**Work request**
Down to the last line, repeat the records exactly.

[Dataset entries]

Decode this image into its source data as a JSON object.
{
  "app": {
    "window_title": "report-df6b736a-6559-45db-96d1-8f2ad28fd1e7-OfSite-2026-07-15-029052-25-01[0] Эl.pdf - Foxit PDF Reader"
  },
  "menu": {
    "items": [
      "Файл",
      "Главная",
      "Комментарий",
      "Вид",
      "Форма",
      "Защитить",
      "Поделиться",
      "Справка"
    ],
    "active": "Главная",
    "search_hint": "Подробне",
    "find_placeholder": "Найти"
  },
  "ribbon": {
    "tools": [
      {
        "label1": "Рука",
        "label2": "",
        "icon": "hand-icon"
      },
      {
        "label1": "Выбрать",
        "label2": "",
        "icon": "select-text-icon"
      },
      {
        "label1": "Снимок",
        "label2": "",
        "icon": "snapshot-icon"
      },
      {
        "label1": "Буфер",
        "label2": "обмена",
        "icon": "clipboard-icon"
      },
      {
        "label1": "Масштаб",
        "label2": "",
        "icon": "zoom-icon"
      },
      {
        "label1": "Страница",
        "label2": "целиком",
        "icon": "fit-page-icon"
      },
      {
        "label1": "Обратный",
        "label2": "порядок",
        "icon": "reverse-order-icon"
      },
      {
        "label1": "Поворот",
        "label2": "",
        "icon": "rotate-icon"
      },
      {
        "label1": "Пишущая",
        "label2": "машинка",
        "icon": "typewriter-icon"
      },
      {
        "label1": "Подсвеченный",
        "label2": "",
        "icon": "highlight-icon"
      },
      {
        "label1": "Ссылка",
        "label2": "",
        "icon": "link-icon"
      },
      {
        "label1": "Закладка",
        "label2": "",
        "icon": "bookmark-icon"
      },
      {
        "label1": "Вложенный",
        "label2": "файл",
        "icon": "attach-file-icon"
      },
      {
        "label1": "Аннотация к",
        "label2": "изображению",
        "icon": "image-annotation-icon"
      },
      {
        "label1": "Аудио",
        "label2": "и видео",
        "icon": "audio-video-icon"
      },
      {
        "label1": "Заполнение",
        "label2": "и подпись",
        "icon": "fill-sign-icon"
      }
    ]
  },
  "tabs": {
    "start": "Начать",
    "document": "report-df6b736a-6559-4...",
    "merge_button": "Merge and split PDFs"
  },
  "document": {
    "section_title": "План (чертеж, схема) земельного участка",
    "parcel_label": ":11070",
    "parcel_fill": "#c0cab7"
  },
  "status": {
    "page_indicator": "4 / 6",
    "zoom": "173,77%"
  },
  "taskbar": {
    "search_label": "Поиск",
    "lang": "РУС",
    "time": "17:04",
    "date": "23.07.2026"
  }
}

**Solution**
Decode this image into its source data as a JSON object.
{
  "app": {
    "window_title": "report-df6b736a-6559-45db-96d1-8f2ad28fd1e7-OfSite-2026-07-15-029052-25-01[0] Эl.pdf - Foxit PDF Reader"
  },
  "menu": {
    "items": [
      "Файл",
      "Главная",
      "Комментарий",
      "Вид",
      "Форма",
      "Защитить",
      "Поделиться",
      "Справка"
    ],
    "active": "Главная",
    "search_hint": "Подробне",
    "find_placeholder": "Найти"
  },
  "ribbon": {
    "tools": [
      {
        "label1": "Рука",
        "label2": "",
        "icon": "hand-icon"
      },
      {
        "label1": "Выбрать",
        "label2": "",
        "icon": "select-text-icon"
      },
      {
        "label1": "Снимок",
        "label2": "",
        "icon": "snapshot-icon"
      },
      {
        "label1": "Буфер",
        "label2": "обмена",
        "icon": "clipboard-icon"
      },
      {
        "label1": "Масштаб",
        "label2": "",
        "icon": "zoom-icon"
      },
      {
        "label1": "Страница",
        "label2": "целиком",
        "icon": "fit-page-icon"
      },
      {
        "label1": "Обратный",
        "label2": "порядок",
        "icon": "reverse-order-icon"
      },
      {
        "label1": "Поворот",
        "label2": "",
        "icon": "rotate-icon"
      },
      {
        "label1": "Пишущая",
        "label2": "машинка",
        "icon": "typewriter-icon"
      },
      {
        "label1": "Подсвеченный",
        "label2": "",
        "icon": "highlight-icon"
      },
      {
        "label1": "Ссылка",
        "label2": "",
        "icon": "link-icon"
      },
      {
        "label1": "Закладка",
        "label2": "",
        "icon": "bookmark-icon"
      },
      {
        "label1": "Вложенный",
        "label2": "файл",
        "icon": "attach-file-icon"
      },
      {
        "label1": "Аннотация к",
        "label2": "изображению",
        "icon": "image-annotation-icon"
      },
      {
        "label1": "Аудио",
        "label2": "и видео",
        "icon": "audio-video-icon"
      },
      {
        "label1": "Заполнение",
        "label2": "и подпись",
        "icon": "fill-sign-icon"
      }
    ]
  },
  "tabs": {
    "start": "Начать",
    "document": "report-df6b736a-6559-4...",
    "merge_button": "Merge and split PDFs"
  },
  "document": {
    "section_title": "План (чертеж, схема) земельного участка",
    "parcel_label": ":11070",
    "parcel_fill": "#c0cab7"
  },
  "status": {
    "page_indicator": "4 / 6",
    "zoom": "173,77%"
  },
  "taskbar": {
    "search_label": "Поиск",
    "lang": "РУС",
    "time": "17:04",
    "date": "23.07.2026"
  }
}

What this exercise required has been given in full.